It was a great shock to the guitar world when Roland Dyens died in October 2016 a few days before his 61st birthday. Dyens, born in Tunisia of French nationality in 1955, was a leading guitarist/composer, and a distinguished teacher at the Conservatoire National Supérieur de Musique in Paris. His concerts throughout the world frequently included arrangements for guitar of jazz standards as well as an extensive repertoire of original works. His transcription of Bluesette is a masterwork of its kind, making the piece fully idiomatic for the guitar and at the same time capturing the intense rhythmic momentum of the original.

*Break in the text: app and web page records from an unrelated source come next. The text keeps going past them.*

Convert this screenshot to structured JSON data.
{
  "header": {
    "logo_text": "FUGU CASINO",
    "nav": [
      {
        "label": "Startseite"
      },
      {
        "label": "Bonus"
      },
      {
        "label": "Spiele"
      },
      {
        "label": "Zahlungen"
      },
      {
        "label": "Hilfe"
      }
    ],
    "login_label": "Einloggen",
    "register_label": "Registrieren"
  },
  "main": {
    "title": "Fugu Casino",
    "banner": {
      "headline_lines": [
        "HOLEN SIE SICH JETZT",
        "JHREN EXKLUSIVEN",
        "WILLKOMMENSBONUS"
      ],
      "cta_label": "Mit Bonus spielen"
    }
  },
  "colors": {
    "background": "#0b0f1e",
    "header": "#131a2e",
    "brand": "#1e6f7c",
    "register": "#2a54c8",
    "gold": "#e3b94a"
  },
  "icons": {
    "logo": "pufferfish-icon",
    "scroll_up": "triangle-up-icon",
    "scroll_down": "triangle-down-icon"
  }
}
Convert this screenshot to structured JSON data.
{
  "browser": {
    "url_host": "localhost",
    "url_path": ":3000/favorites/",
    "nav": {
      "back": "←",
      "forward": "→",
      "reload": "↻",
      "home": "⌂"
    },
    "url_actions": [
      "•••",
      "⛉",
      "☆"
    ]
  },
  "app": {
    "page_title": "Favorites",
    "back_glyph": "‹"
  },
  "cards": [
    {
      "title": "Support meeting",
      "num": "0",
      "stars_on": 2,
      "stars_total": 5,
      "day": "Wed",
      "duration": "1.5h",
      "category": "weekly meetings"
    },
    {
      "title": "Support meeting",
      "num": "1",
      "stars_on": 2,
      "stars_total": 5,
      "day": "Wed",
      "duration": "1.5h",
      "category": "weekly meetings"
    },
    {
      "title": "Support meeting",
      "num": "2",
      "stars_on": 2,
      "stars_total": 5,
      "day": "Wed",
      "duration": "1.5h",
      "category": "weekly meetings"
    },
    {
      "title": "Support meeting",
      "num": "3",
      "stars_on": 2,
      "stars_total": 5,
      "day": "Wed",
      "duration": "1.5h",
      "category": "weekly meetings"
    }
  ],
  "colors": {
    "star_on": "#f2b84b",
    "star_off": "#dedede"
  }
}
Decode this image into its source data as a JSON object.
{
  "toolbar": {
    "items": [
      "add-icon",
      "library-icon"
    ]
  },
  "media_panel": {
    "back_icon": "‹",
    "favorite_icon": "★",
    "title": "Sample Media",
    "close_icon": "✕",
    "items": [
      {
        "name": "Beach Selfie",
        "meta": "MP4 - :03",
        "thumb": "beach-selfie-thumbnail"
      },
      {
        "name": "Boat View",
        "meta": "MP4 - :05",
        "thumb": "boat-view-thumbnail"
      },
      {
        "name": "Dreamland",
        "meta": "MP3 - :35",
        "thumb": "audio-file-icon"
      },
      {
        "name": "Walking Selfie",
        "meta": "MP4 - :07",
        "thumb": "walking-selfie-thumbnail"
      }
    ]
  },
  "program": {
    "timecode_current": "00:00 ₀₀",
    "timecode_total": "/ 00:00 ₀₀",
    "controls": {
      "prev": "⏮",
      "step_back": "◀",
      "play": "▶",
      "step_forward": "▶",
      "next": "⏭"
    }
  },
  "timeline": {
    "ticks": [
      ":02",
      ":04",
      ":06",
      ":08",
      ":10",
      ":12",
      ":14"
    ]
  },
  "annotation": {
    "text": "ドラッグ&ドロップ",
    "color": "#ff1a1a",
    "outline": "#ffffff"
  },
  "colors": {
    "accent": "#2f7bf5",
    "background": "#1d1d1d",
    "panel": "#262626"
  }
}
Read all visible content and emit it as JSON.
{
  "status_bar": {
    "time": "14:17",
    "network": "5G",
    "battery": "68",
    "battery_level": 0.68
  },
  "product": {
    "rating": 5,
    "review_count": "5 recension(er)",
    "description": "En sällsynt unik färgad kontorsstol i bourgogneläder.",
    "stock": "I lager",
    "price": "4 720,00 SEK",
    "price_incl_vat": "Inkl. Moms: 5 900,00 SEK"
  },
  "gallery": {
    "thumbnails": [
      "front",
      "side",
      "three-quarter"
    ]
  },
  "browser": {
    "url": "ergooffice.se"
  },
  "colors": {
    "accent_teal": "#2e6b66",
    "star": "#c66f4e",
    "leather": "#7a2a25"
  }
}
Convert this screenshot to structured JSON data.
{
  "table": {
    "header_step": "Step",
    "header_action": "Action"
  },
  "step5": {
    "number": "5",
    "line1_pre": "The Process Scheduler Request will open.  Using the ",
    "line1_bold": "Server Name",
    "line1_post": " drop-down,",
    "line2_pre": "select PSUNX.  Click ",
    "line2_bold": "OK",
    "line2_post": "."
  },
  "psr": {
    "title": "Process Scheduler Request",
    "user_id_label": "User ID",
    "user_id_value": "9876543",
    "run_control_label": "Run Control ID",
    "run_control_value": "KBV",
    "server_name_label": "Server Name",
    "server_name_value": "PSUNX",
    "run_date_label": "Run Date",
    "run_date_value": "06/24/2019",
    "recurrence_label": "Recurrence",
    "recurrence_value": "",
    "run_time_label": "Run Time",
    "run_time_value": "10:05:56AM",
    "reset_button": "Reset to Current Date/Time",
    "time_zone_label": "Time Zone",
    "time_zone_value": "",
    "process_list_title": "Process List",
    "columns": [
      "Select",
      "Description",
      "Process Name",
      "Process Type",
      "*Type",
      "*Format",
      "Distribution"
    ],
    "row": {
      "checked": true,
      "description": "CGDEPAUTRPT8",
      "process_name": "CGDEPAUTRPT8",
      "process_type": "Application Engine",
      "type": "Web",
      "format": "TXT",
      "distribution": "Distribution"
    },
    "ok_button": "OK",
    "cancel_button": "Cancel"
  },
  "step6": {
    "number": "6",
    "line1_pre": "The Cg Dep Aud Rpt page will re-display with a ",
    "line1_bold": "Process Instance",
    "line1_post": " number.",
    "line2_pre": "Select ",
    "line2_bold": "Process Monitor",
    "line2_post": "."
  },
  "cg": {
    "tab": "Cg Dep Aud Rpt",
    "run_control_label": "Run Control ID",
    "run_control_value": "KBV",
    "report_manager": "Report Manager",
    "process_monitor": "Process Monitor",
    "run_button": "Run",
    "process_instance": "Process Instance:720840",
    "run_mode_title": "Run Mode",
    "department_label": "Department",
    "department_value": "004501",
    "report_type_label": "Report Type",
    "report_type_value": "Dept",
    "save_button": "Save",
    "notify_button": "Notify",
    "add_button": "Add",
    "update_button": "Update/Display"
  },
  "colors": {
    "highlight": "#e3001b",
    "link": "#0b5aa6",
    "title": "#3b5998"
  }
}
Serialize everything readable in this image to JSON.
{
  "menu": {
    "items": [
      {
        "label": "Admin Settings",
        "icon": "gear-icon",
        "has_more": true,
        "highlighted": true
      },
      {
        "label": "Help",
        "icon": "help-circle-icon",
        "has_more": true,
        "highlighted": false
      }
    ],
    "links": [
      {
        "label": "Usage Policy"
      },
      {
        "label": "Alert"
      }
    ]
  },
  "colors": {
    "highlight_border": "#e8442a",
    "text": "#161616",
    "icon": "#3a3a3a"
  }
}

Jean-Baptiste Frédéric Isidor, Baron Thielemans (1922– 2016), (known professionally as Toots Thielemans), was a Belgian jazz musician, renowned for his virtuosic harmonica and guitar playing and brilliant whistling, as well as his many compositions. He emigrated to the US in 1951 and became an American citizen in 1957. In the early 1960s he recorded his composition, Bluesette, which immediately attracted immense popularity among jazz improvisers. Throughout his career he appeared with the top jazz artists of his era such as Benny Goodman, George Shearing, Bill Evans, Oscar Peterson, Dizzy Gillespie and Quincy Jones among others. His music was featured in various films including Midnight Cowboy (1969) and Looking for Mr Goodbar (1977). He also composed the theme song for the longrunning television series, Sesame Street. In 2009 he was awarded the title of Jazz Master by The National Endowment for the Arts, acknowledged as the highest honour for an American jazz musician.
Close the window